It will take time for public health officials to roll vaccines out to everyone in those groups, Josh Meyerson, medical director at the Health Department, said.
“That is a very large population, so I think people will have to have some patience,” he said. “We can’t possibly immunize everyone in that category tomorrow. It will take some time, but we are actively planning for that, and, of course, all of that is dependent on us getting the vaccine we need to do that.”
Meyerson said community partners such as the hospital and Alcona Health Center will work collaboratively to administer the vaccines.
The interactive chart below shows cumulative infections, recoveries and deaths in Northeast Michigan over time. Story continues below graphic.
“We all want life to return to normal, and, in order to do that, really what we need is to have much lower rates of disease in our community and much lower rates of disease transmission,” he said.
Another Alpena County resident was reported dead today after being infected with COVID-19 and 25 newly infected Northeast Michiganders — including 19 Alpena County residents, four Presque Isle County residents, and three Alcona County residents — were announced by public health officials.
Officials also reduced by one the cumulative number of infected Montmorency County residents, which Devin Spivey, epidemiologist with District Health Departments No. 2 and No. 4, said was because of an error in an address.
As of today, 1,659 Northeast Michiganders were actively infected, meaning they’d been confirmed infected with COVID-19 but have not recovered or died, and could infect others, according to local health department data.

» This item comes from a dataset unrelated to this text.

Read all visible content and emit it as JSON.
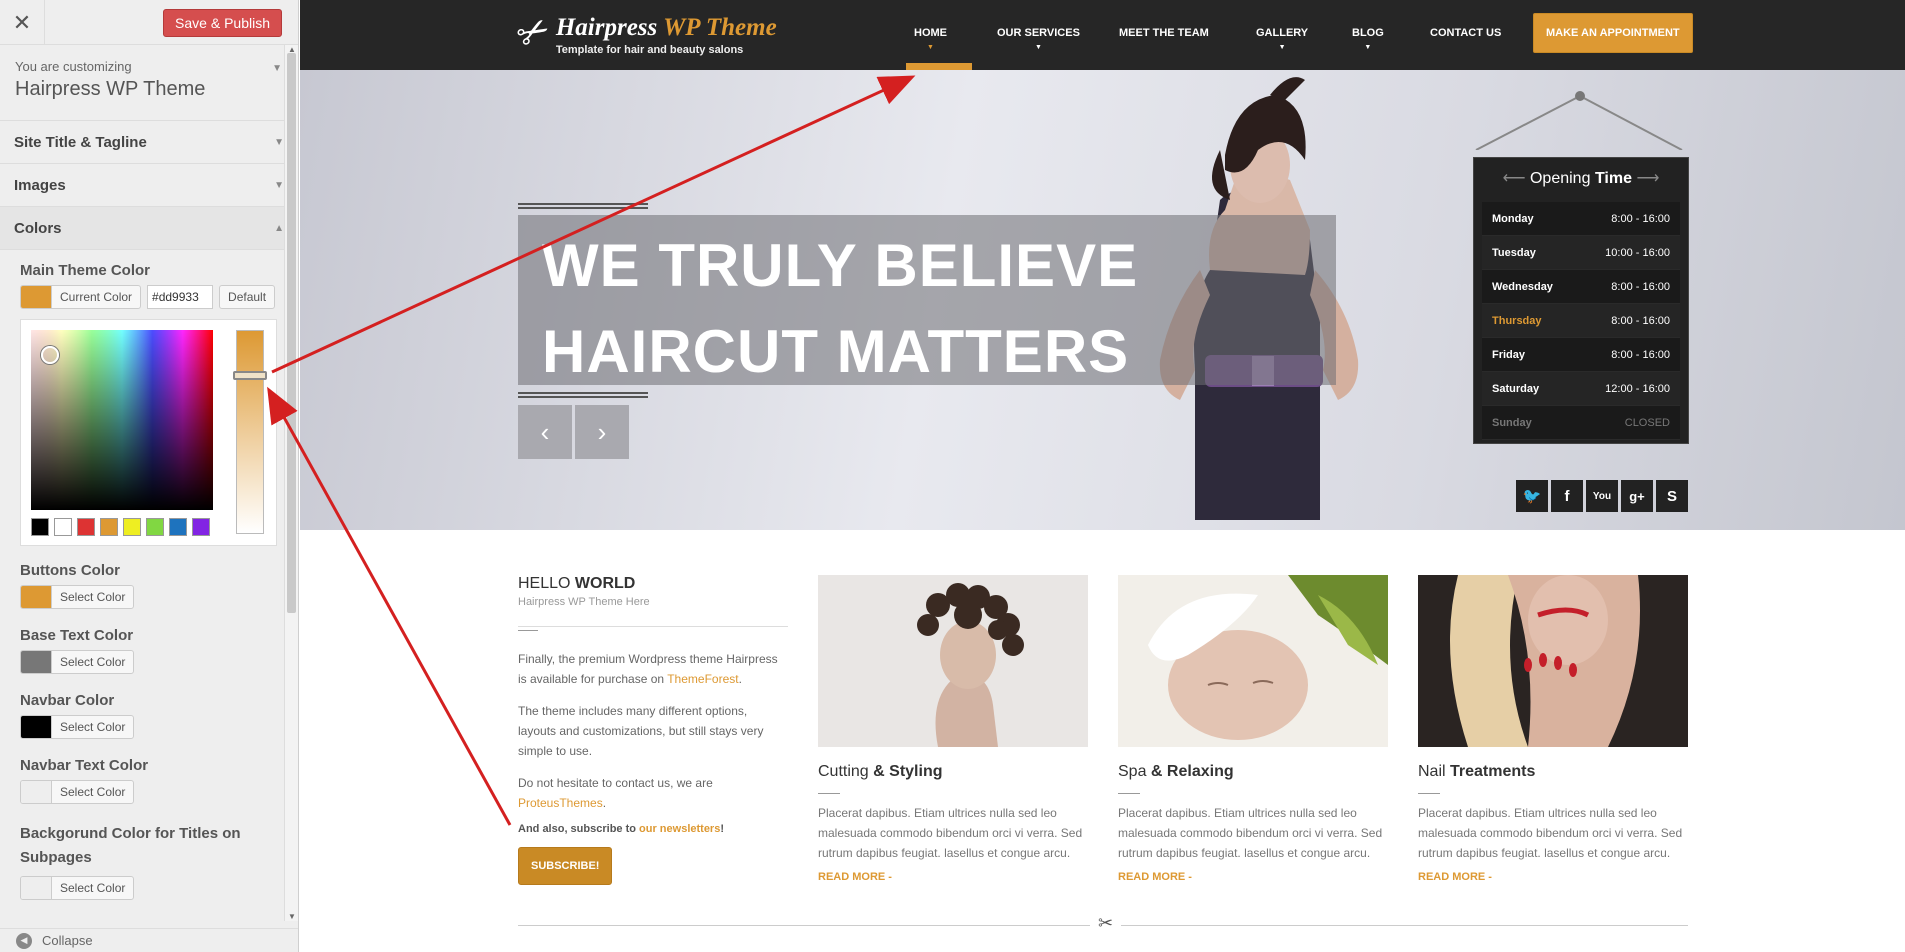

Meanwhile, District Health Department No. 4 announced it would soon begin mass vaccinations, with online registration for clinics beginning Monday afternoon at dhd4.org. Those eligible include those 65 and older and essential workers with frequent or ongoing exposure to the virus as part of their work.
Scheduling is limited and clinics are scheduled as follows:
* 1-7 p.m. Jan. 14 at District Health Department No. 4 in Alpena
* 1-7 p.m. Jan. 19 at the Cheboygan Knights of Columbus
* 1-7 p.m. Jan. 20 at the Eagles Club in Atlanta
* 1-7 p.m. Jan. 22 at a Presque Isle location yet to be determined
* 9 a.m. to 4 p.m. Jan. 23 at Alpena Community College
Flip through the interactive timeline below to see how the coronavirus spread through Northeast Michigan. Story continues below the timeline.
Those without internet access can schedule their appointment by calling 989-358-7936.
In Northeast Michigan, community vaccinations face many of the same challenges as any rural health care service, Bates said, such as patients — some of whom lack transportation — having to travel to the hospital.
Yet Bates, Sherwin, and Meyerson said they are optimistic they will be able to reach those numbers.
“I think this pandemic is now nearing its one-year mark — I’m excited that we have a way to fight back against this virus: a safe and effective vaccine,” Meyerson said. “I really hope and urge everyone who can to get immunized. Together, we can eliminate this virus from our community.”
Vaccinations in Northeast Michigan
The number of coronavirus vaccines administered per 100,000 residents. The per-capita numbers for Northeast Michigan counties are higher than the actual number of doses given because those counties have fewer than 100,000 residents.
Presque Isle: 1,672
Source: News analysis of state data